Dataset rows describing interfaces
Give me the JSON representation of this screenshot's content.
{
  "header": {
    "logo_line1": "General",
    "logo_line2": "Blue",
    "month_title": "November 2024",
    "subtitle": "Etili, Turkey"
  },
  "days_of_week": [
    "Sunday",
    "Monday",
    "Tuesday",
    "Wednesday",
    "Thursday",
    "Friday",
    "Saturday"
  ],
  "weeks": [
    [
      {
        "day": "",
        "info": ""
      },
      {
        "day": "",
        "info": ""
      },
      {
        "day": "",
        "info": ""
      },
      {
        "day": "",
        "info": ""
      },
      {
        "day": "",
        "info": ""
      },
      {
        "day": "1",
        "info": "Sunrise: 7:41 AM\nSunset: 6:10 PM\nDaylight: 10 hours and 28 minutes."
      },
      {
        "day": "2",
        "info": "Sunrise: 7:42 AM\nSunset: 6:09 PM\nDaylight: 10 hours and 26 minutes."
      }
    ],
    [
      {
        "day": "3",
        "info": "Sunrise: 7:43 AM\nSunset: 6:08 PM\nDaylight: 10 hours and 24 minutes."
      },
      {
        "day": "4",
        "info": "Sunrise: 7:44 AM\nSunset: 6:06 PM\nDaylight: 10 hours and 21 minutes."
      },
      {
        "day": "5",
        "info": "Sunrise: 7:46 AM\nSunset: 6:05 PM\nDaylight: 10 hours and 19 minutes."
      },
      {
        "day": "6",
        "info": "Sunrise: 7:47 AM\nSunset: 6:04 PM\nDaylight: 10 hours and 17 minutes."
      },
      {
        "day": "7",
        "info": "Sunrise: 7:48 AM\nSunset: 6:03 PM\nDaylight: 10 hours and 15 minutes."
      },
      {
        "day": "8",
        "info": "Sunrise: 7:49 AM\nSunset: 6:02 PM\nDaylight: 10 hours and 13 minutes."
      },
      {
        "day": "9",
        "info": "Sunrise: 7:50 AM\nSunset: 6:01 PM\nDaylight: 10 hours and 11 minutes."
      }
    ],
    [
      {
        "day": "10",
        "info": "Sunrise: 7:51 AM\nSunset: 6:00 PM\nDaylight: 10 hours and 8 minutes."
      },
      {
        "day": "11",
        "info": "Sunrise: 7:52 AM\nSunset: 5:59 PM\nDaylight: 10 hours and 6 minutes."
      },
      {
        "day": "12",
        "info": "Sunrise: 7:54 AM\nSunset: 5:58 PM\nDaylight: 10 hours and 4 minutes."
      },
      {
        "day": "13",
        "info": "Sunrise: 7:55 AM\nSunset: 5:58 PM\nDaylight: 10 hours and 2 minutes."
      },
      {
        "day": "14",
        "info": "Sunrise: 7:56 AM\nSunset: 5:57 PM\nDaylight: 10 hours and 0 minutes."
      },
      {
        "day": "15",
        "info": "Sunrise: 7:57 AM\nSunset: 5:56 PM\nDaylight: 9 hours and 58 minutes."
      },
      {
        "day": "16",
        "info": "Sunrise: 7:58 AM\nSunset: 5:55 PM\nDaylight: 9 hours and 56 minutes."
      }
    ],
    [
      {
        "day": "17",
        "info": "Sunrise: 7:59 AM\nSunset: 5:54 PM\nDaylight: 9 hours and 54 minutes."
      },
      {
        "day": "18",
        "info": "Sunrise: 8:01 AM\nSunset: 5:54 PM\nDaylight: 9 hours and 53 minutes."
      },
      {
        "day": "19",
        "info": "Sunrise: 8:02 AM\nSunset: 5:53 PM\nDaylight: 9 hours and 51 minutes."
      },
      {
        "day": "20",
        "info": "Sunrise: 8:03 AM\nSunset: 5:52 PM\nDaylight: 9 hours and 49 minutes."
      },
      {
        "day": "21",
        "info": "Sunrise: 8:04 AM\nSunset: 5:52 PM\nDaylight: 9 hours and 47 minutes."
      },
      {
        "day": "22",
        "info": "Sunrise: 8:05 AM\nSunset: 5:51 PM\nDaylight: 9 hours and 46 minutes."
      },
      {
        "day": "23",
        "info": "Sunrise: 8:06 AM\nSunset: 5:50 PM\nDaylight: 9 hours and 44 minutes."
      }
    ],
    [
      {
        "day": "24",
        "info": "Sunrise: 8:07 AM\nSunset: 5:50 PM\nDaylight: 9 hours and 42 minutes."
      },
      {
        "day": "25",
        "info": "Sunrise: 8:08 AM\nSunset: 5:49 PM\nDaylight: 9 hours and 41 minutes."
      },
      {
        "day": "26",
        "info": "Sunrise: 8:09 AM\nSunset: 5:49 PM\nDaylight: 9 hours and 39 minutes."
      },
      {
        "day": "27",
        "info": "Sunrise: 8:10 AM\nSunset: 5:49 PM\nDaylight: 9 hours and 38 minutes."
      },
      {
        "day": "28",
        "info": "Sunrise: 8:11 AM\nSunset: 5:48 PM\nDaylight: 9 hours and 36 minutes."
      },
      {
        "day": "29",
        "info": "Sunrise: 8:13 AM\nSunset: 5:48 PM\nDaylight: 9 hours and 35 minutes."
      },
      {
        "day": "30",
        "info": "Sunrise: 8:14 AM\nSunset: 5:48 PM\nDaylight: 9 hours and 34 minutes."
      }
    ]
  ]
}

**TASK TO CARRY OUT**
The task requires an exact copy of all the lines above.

**SOLUTION FOR THIS EXERCISE**
Give me the JSON representation of this screenshot's content.
{
  "header": {
    "logo_line1": "General",
    "logo_line2": "Blue",
    "month_title": "November 2024",
    "subtitle": "Etili, Turkey"
  },
  "days_of_week": [
    "Sunday",
    "Monday",
    "Tuesday",
    "Wednesday",
    "Thursday",
    "Friday",
    "Saturday"
  ],
  "weeks": [
    [
      {
        "day": "",
        "info": ""
      },
      {
        "day": "",
        "info": ""
      },
      {
        "day": "",
        "info": ""
      },
      {
        "day": "",
        "info": ""
      },
      {
        "day": "",
        "info": ""
      },
      {
        "day": "1",
        "info": "Sunrise: 7:41 AM\nSunset: 6:10 PM\nDaylight: 10 hours and 28 minutes."
      },
      {
        "day": "2",
        "info": "Sunrise: 7:42 AM\nSunset: 6:09 PM\nDaylight: 10 hours and 26 minutes."
      }
    ],
    [
      {
        "day": "3",
        "info": "Sunrise: 7:43 AM\nSunset: 6:08 PM\nDaylight: 10 hours and 24 minutes."
      },
      {
        "day": "4",
        "info": "Sunrise: 7:44 AM\nSunset: 6:06 PM\nDaylight: 10 hours and 21 minutes."
      },
      {
        "day": "5",
        "info": "Sunrise: 7:46 AM\nSunset: 6:05 PM\nDaylight: 10 hours and 19 minutes."
      },
      {
        "day": "6",
        "info": "Sunrise: 7:47 AM\nSunset: 6:04 PM\nDaylight: 10 hours and 17 minutes."
      },
      {
        "day": "7",
        "info": "Sunrise: 7:48 AM\nSunset: 6:03 PM\nDaylight: 10 hours and 15 minutes."
      },
      {
        "day": "8",
        "info": "Sunrise: 7:49 AM\nSunset: 6:02 PM\nDaylight: 10 hours and 13 minutes."
      },
      {
        "day": "9",
        "info": "Sunrise: 7:50 AM\nSunset: 6:01 PM\nDaylight: 10 hours and 11 minutes."
      }
    ],
    [
      {
        "day": "10",
        "info": "Sunrise: 7:51 AM\nSunset: 6:00 PM\nDaylight: 10 hours and 8 minutes."
      },
      {
        "day": "11",
        "info": "Sunrise: 7:52 AM\nSunset: 5:59 PM\nDaylight: 10 hours and 6 minutes."
      },
      {
        "day": "12",
        "info": "Sunrise: 7:54 AM\nSunset: 5:58 PM\nDaylight: 10 hours and 4 minutes."
      },
      {
        "day": "13",
        "info": "Sunrise: 7:55 AM\nSunset: 5:58 PM\nDaylight: 10 hours and 2 minutes."
      },
      {
        "day": "14",
        "info": "Sunrise: 7:56 AM\nSunset: 5:57 PM\nDaylight: 10 hours and 0 minutes."
      },
      {
        "day": "15",
        "info": "Sunrise: 7:57 AM\nSunset: 5:56 PM\nDaylight: 9 hours and 58 minutes."
      },
      {
        "day": "16",
        "info": "Sunrise: 7:58 AM\nSunset: 5:55 PM\nDaylight: 9 hours and 56 minutes."
      }
    ],
    [
      {
        "day": "17",
        "info": "Sunrise: 7:59 AM\nSunset: 5:54 PM\nDaylight: 9 hours and 54 minutes."
      },
      {
        "day": "18",
        "info": "Sunrise: 8:01 AM\nSunset: 5:54 PM\nDaylight: 9 hours and 53 minutes."
      },
      {
        "day": "19",
        "info": "Sunrise: 8:02 AM\nSunset: 5:53 PM\nDaylight: 9 hours and 51 minutes."
      },
      {
        "day": "20",
        "info": "Sunrise: 8:03 AM\nSunset: 5:52 PM\nDaylight: 9 hours and 49 minutes."
      },
      {
        "day": "21",
        "info": "Sunrise: 8:04 AM\nSunset: 5:52 PM\nDaylight: 9 hours and 47 minutes."
      },
      {
        "day": "22",
        "info": "Sunrise: 8:05 AM\nSunset: 5:51 PM\nDaylight: 9 hours and 46 minutes."
      },
      {
        "day": "23",
        "info": "Sunrise: 8:06 AM\nSunset: 5:50 PM\nDaylight: 9 hours and 44 minutes."
      }
    ],
    [
      {
        "day": "24",
        "info": "Sunrise: 8:07 AM\nSunset: 5:50 PM\nDaylight: 9 hours and 42 minutes."
      },
      {
        "day": "25",
        "info": "Sunrise: 8:08 AM\nSunset: 5:49 PM\nDaylight: 9 hours and 41 minutes."
      },
      {
        "day": "26",
        "info": "Sunrise: 8:09 AM\nSunset: 5:49 PM\nDaylight: 9 hours and 39 minutes."
      },
      {
        "day": "27",
        "info": "Sunrise: 8:10 AM\nSunset: 5:49 PM\nDaylight: 9 hours and 38 minutes."
      },
      {
        "day": "28",
        "info": "Sunrise: 8:11 AM\nSunset: 5:48 PM\nDaylight: 9 hours and 36 minutes."
      },
      {
        "day": "29",
        "info": "Sunrise: 8:13 AM\nSunset: 5:48 PM\nDaylight: 9 hours and 35 minutes."
      },
      {
        "day": "30",
        "info": "Sunrise: 8:14 AM\nSunset: 5:48 PM\nDaylight: 9 hours and 34 minutes."
      }
    ]
  ]
}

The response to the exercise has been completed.